(Source material begins)

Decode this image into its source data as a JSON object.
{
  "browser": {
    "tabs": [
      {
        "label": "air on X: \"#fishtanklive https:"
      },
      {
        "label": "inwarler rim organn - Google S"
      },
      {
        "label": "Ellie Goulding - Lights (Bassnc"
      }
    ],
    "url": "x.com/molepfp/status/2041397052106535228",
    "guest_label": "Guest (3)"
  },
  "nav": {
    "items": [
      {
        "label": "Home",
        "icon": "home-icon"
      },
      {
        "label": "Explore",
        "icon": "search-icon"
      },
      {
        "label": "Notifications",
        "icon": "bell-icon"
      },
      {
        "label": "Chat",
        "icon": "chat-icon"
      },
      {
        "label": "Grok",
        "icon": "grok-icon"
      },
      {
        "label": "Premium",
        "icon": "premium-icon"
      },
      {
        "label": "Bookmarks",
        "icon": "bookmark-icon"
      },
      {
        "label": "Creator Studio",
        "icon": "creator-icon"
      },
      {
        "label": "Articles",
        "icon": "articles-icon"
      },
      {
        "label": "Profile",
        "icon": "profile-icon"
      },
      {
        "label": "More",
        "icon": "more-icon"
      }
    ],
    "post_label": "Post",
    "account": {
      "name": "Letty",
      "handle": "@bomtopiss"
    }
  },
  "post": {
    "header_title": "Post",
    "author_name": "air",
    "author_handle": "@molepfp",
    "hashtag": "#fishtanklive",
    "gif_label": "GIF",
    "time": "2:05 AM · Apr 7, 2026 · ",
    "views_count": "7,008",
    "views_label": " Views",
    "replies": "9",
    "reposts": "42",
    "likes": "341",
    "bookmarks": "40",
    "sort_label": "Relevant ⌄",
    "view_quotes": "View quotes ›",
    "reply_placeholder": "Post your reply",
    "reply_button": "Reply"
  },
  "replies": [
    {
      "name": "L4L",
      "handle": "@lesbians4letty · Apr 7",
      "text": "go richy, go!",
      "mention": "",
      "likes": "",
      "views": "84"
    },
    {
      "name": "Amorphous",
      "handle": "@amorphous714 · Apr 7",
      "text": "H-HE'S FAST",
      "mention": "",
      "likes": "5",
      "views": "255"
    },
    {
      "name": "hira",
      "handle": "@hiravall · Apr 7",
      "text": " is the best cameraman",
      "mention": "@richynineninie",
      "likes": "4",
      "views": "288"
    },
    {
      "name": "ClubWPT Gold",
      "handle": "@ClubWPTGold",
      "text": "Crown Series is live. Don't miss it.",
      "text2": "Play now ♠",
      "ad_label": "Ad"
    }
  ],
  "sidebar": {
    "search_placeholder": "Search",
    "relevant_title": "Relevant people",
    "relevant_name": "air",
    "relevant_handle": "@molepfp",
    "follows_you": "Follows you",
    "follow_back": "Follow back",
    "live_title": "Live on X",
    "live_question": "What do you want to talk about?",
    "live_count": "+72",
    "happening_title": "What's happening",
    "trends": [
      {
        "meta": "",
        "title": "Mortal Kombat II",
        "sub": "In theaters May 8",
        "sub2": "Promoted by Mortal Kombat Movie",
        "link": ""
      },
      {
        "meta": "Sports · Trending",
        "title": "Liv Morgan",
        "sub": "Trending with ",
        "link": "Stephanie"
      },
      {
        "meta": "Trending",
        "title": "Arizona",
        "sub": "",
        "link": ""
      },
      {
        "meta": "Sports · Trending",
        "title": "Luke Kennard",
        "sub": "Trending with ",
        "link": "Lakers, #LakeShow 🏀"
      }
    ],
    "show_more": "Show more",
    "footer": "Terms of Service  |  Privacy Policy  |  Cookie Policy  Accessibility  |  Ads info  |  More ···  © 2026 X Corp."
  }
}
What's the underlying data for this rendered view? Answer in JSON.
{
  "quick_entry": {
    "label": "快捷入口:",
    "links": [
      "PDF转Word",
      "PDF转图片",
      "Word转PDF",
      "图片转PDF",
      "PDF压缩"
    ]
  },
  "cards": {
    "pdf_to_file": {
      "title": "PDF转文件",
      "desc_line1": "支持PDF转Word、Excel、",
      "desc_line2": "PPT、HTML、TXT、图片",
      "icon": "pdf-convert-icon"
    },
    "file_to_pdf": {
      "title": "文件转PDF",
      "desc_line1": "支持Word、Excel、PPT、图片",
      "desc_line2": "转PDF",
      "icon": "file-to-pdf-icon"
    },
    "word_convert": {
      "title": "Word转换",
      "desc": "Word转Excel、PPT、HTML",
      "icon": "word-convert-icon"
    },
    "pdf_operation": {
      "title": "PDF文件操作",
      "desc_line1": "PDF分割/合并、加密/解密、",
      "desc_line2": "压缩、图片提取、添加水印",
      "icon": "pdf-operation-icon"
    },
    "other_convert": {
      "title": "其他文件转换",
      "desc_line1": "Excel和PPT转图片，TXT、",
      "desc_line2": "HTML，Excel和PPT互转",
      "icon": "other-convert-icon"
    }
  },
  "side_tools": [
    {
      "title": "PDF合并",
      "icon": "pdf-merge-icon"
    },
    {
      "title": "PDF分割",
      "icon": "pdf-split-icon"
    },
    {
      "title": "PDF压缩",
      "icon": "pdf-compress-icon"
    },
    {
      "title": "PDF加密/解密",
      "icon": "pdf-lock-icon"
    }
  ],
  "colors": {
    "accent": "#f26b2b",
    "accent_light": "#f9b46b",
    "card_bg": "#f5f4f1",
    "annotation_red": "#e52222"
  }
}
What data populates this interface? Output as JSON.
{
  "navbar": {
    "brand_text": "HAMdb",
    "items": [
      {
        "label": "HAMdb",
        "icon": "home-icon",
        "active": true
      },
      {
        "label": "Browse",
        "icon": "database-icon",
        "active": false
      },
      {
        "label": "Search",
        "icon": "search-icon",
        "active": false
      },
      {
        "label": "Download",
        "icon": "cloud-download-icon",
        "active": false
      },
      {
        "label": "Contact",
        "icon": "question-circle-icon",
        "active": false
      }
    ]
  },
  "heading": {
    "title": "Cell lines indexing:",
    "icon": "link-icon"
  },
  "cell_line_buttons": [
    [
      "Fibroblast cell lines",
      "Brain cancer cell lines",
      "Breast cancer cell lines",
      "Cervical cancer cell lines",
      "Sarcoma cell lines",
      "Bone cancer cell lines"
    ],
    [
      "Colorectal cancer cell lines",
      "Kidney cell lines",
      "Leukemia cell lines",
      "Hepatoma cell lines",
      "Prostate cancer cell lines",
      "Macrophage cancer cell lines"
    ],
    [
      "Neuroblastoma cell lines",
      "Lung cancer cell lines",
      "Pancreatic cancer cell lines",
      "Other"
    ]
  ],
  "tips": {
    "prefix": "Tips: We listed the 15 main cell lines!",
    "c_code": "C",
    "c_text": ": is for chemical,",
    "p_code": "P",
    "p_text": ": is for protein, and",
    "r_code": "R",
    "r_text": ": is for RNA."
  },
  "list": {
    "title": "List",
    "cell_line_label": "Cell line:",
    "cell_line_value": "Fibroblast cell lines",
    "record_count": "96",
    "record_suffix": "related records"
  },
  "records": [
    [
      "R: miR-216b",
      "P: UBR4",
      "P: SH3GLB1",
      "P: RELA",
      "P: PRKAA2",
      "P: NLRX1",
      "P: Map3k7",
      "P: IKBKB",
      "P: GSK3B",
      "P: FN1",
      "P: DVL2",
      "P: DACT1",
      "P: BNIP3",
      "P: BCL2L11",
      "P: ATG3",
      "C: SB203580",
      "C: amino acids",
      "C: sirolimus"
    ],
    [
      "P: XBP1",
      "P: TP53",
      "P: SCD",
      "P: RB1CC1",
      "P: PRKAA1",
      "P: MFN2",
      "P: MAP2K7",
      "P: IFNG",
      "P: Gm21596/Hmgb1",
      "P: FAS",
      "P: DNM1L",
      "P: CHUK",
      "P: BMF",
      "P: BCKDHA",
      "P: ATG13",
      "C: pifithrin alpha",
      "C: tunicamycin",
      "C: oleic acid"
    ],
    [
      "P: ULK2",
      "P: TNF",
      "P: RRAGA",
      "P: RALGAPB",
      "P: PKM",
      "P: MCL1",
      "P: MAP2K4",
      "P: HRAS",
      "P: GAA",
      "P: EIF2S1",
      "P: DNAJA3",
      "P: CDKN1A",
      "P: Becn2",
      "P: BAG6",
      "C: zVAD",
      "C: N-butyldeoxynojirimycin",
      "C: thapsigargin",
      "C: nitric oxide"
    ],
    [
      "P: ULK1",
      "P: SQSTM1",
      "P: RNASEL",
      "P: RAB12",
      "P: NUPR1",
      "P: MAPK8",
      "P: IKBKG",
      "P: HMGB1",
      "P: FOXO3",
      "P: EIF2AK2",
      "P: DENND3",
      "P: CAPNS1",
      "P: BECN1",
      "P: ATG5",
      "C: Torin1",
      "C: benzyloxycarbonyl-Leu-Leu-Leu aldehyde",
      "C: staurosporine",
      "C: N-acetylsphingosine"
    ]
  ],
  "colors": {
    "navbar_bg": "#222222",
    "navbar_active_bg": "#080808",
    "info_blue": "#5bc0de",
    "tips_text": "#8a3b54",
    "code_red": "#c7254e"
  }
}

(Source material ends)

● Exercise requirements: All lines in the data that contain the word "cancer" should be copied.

● Task answer:
      "Brain cancer cell lines",
      "Breast cancer cell lines",
      "Cervical cancer cell lines",
      "Bone cancer cell lines"
      "Colorectal cancer cell lines",
      "Prostate cancer cell lines",
      "Macrophage cancer cell lines"
      "Lung cancer cell lines",
      "Pancreatic cancer cell lines",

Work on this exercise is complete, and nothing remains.